Mark Thornton is an Austrian economist and senior fellow of the Ludwig von Mises Institute, a libertarian academic organization dedicated to scholarship of the Austrian School as inspired by Ludwig von Mises. In the past, he has taught in the Economics Department of Auburn University and served as an economic adviser to former Alabama Governor Fob James. The Harvard Political Review sat down with Mr. Thornton to discuss this often-overlooked school of economic thinking.
Harvard Political Review: What is the Austrian School of economics in a nutshell?
Mark Thornton: The Austrian School is the oldest, smallest, and fastest growing school of economic thought. It is traditional in its methods, adhering to logical deduction of economic laws. It is radical in its policy espousal, generally libertarian and even anarcho-capitalist.
HPR: John Maynard Keynes’ economic theories today serve as the foundation of innumerable public policy decisions enacted by federal government, not to mention that Keynesian macroeconomics is taught almost universally across college campuses. Why is this the case and why do Austrian economists find it flawed?
MT: Big government likes to be told that borrowing, spending, and bailing out your friends is the right thing to do. Its not surprising that Keynes’ book the General Theory was a big hit among leaders like Mussolini, FDR, and Hitler. He was singing their tune. Keynes was a wealthy bureaucrat and polymath. He was not an economist and had little understanding of how an economy actually works. To see the basics, view the “Hayek vs. Keynes” YouTube video. It has had millions of hits and has been translated into more than a dozen languages.
HPR: Today, the economic meltdown of 2008 is widely attributed to the irresponsible, shortsighted practices of Wall Street. What do you feel were the main causes of the 2008 meltdown?
MT: I wrote in 2004, 2005 and 2006 that the Federal Reserve and the easy credit conditions it had created in the economy beginning in 2001 by lowing the Federal Funds rate to 1%, and basically telling everyone that they would support the housing market if necessary, caused the housing bubble. Greenspan and Bernanke continually denied there was a housing bubble or that it would cause any trouble. Paul Krugman devoted several of his columns during 2001 and 2003 asking the Fed to start a housing bubble to get us out of the recession of 2001.
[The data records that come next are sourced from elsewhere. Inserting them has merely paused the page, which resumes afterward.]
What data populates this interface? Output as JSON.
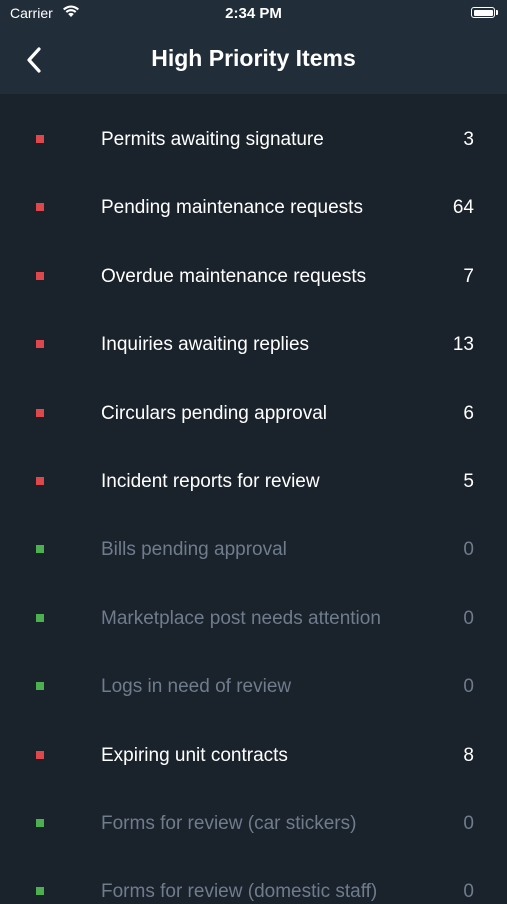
{
  "status_bar": {
    "carrier": "Carrier",
    "time": "2:34 PM"
  },
  "nav": {
    "title": "High Priority Items",
    "back_icon": "chevron-left-icon"
  },
  "colors": {
    "high": "#e0474c",
    "low": "#4caf50",
    "active_text": "#ffffff",
    "muted_text": "#6e7c8c"
  },
  "items": [
    {
      "label": "Permits awaiting signature",
      "count": "3",
      "priority": "high"
    },
    {
      "label": "Pending maintenance requests",
      "count": "64",
      "priority": "high"
    },
    {
      "label": "Overdue maintenance requests",
      "count": "7",
      "priority": "high"
    },
    {
      "label": "Inquiries awaiting replies",
      "count": "13",
      "priority": "high"
    },
    {
      "label": "Circulars pending approval",
      "count": "6",
      "priority": "high"
    },
    {
      "label": "Incident reports for review",
      "count": "5",
      "priority": "high"
    },
    {
      "label": "Bills pending approval",
      "count": "0",
      "priority": "low"
    },
    {
      "label": "Marketplace post needs attention",
      "count": "0",
      "priority": "low"
    },
    {
      "label": "Logs in need of review",
      "count": "0",
      "priority": "low"
    },
    {
      "label": "Expiring unit contracts",
      "count": "8",
      "priority": "high"
    },
    {
      "label": "Forms for review (car stickers)",
      "count": "0",
      "priority": "low"
    },
    {
      "label": "Forms for review (domestic staff)",
      "count": "0",
      "priority": "low"
    }
  ]
}
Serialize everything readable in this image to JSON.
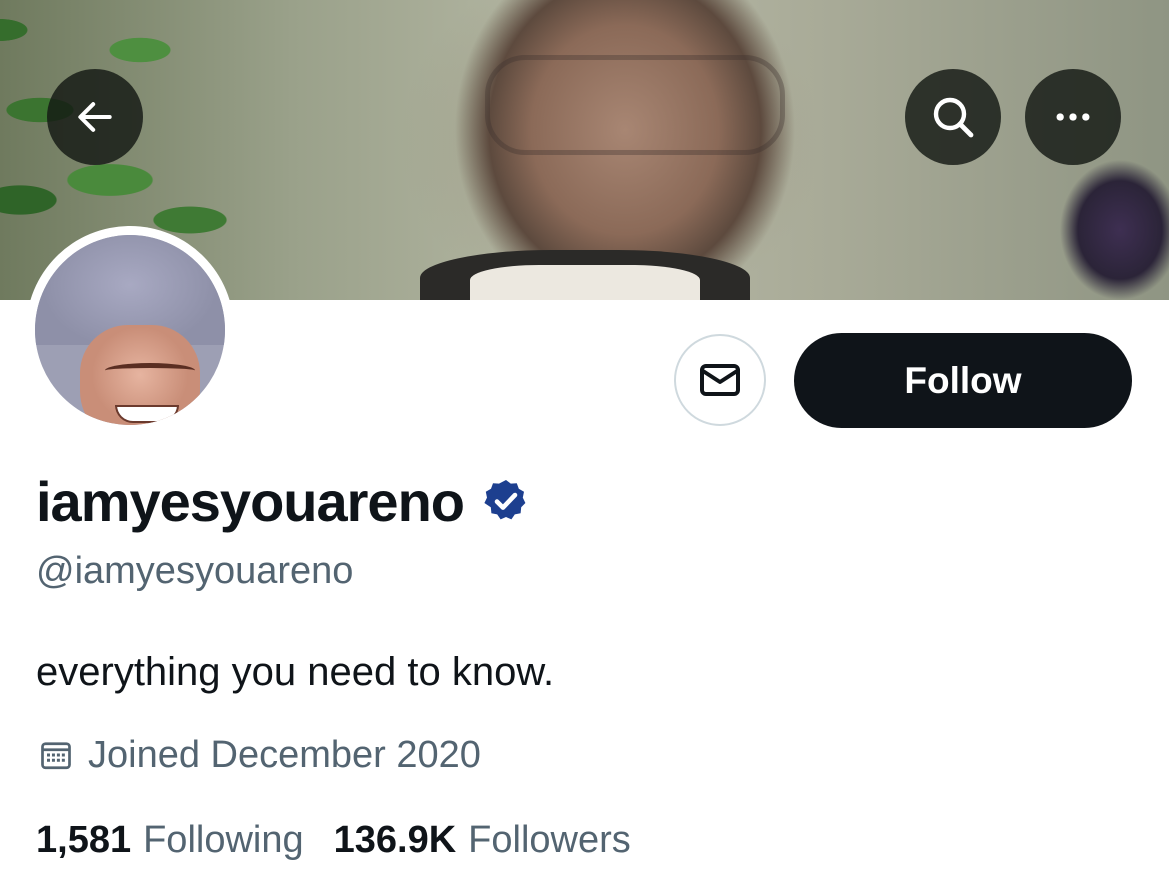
{
  "header": {
    "back_icon": "arrow-left-icon",
    "search_icon": "search-icon",
    "more_icon": "more-horizontal-icon"
  },
  "profile": {
    "display_name": "iamyesyouareno",
    "verified_icon": "verified-badge-icon",
    "verified_color": "#1d3f8f",
    "handle": "@iamyesyouareno",
    "bio": "everything you need to know.",
    "joined_icon": "calendar-icon",
    "joined": "Joined December 2020"
  },
  "actions": {
    "message_icon": "mail-icon",
    "follow_label": "Follow"
  },
  "stats": {
    "following_count": "1,581",
    "following_label": "Following",
    "followers_count": "136.9K",
    "followers_label": "Followers"
  },
  "colors": {
    "primary_text": "#0f1419",
    "secondary_text": "#536471",
    "follow_button_bg": "#0f1419",
    "border": "#cfd9de"
  }
}
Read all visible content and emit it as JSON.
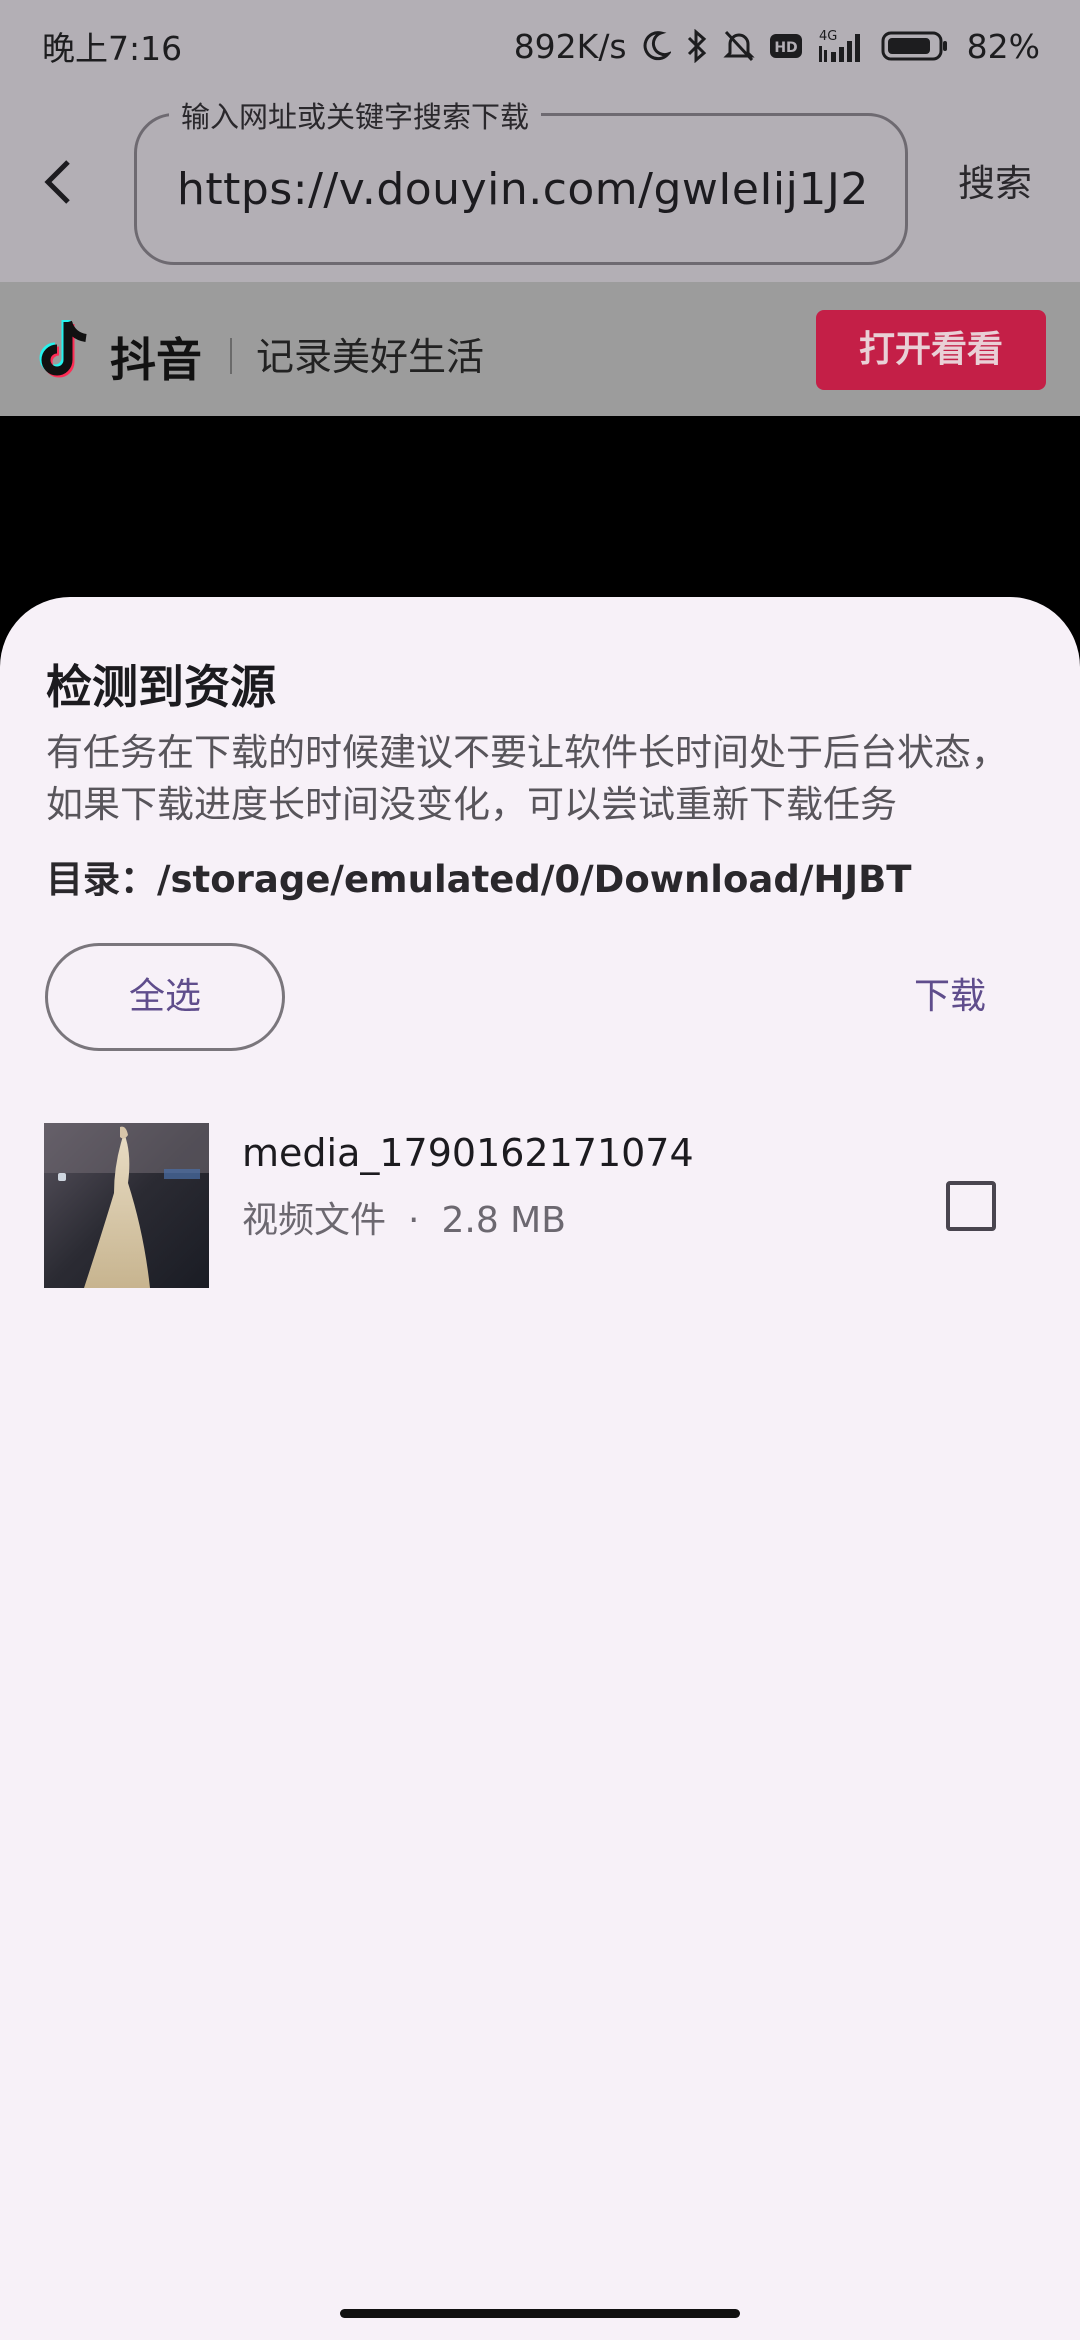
{
  "status_bar": {
    "time": "晚上7:16",
    "net_speed": "892K/s",
    "network_type": "4G",
    "hd_label": "HD",
    "battery": "82%",
    "icons": [
      "moon-icon",
      "bluetooth-icon",
      "bell-muted-icon",
      "hd-icon",
      "signal-icon",
      "battery-icon"
    ]
  },
  "search": {
    "legend": "输入网址或关键字搜索下载",
    "url": "https://v.douyin.com/gwIeIij1J2",
    "button": "搜索"
  },
  "banner": {
    "app_name": "抖音",
    "slogan": "记录美好生活",
    "open_button": "打开看看",
    "accent": "#c41f47"
  },
  "sheet": {
    "title": "检测到资源",
    "description": "有任务在下载的时候建议不要让软件长时间处于后台状态，如果下载进度长时间没变化，可以尝试重新下载任务",
    "directory": "目录：/storage/emulated/0/Download/HJBT",
    "select_all": "全选",
    "download": "下载",
    "accent": "#5f4d8c",
    "items": [
      {
        "name": "media_1790162171074",
        "type": "视频文件",
        "separator": "·",
        "size": "2.8 MB",
        "checked": false
      }
    ]
  }
}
HPR: Our current budget deficit hovers around $1.6 trillion annually. The Republican Congress proposes to cut at most $100 billion from the current budget, and fears cutting anything else for fear of alienating the electorate. What are the ramifications of this reluctance for the country? Paint us a scenario whereby ten years down the road, entitlements and interest on the national debt consume the entire budget.
MT: The deficit is out of control, the national debt is out of control and entitlement spending is out of control. We are in an unsustainable fiscal mess. Don’t trust me. Larry Kottlikoff says it. The Congressional Budget Office says it too. Cuts of $100 billion are a joke. They need to cut spending $1.6 trillion this year and more than that the following year. Their reluctance to make the necessary cuts means that the dollar is doomed to die from hyperinflation. This means that everything that you and your parents have will probably be wiped out. My recommendation is to learn Chinese or Hindi and spend your money on things that will last, like gold jewelry or a rare book.
HPR: Finally, I would be remiss if I did not mention drug prohibition since you have written so extensively on the topic. What are your main arguments in favor of decriminalization?
MT: I don’t favor decriminalization. I recommend full legalization of all drugs. I have shown that prohibition actually creates all the social problems that we now believe prohibition is supposed to have addressed. Crime, corruption, overdoses, etc. are all the results of prohibition. Making them legal and above board will eliminate prohibition-related crime and corruption and result in much safer products. Every time the government cracks down on drugs, new and more powerful, more potent and dangerous drugs come to the black market. I have just completed an essay based on an episode of The Simpsons entitled “Homer vs. the 18th Amendment.” The show does an excellent job of rehashing the predictable effects of alcohol prohibition. It will be published this fall in a book titled Homereconomicus.
HPR: Thank you for your time, Mr. Thornton.
Photo Credits: WikiMedia. This interview has been condensed and edited.